RECORDED DATA »

_____

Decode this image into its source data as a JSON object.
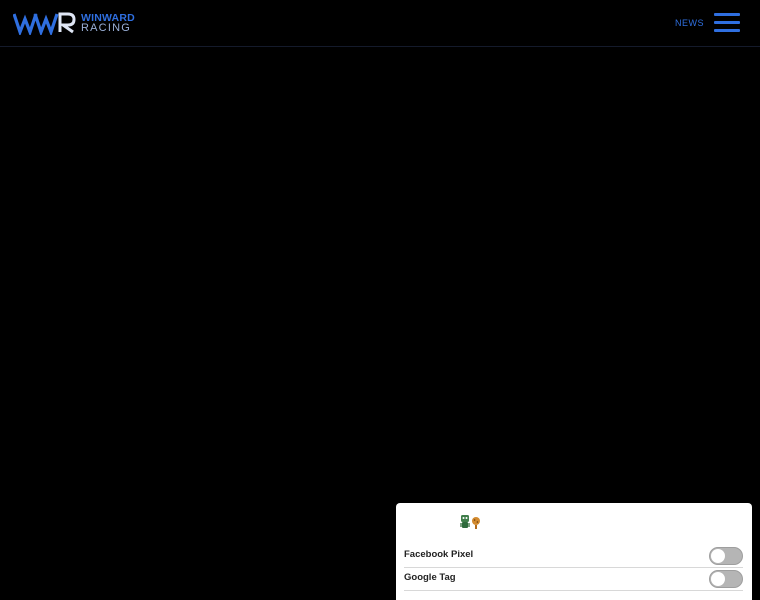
{
  "header": {
    "brand": {
      "mark": "WWR",
      "line1": "WINWARD",
      "line2": "RACING"
    },
    "nav": {
      "news": "NEWS"
    },
    "menu_icon": "hamburger-menu-icon"
  },
  "consent": {
    "icon": "cookie-mascot-icon",
    "items": [
      {
        "label": "Facebook Pixel",
        "enabled": false
      },
      {
        "label": "Google Tag",
        "enabled": false
      }
    ]
  },
  "colors": {
    "background": "#000000",
    "accent": "#2f6fe0",
    "panel": "#ffffff",
    "toggle_off": "#b5b5b5"
  }
}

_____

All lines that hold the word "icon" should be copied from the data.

    "menu_icon": "hamburger-menu-icon"
    "icon": "cookie-mascot-icon",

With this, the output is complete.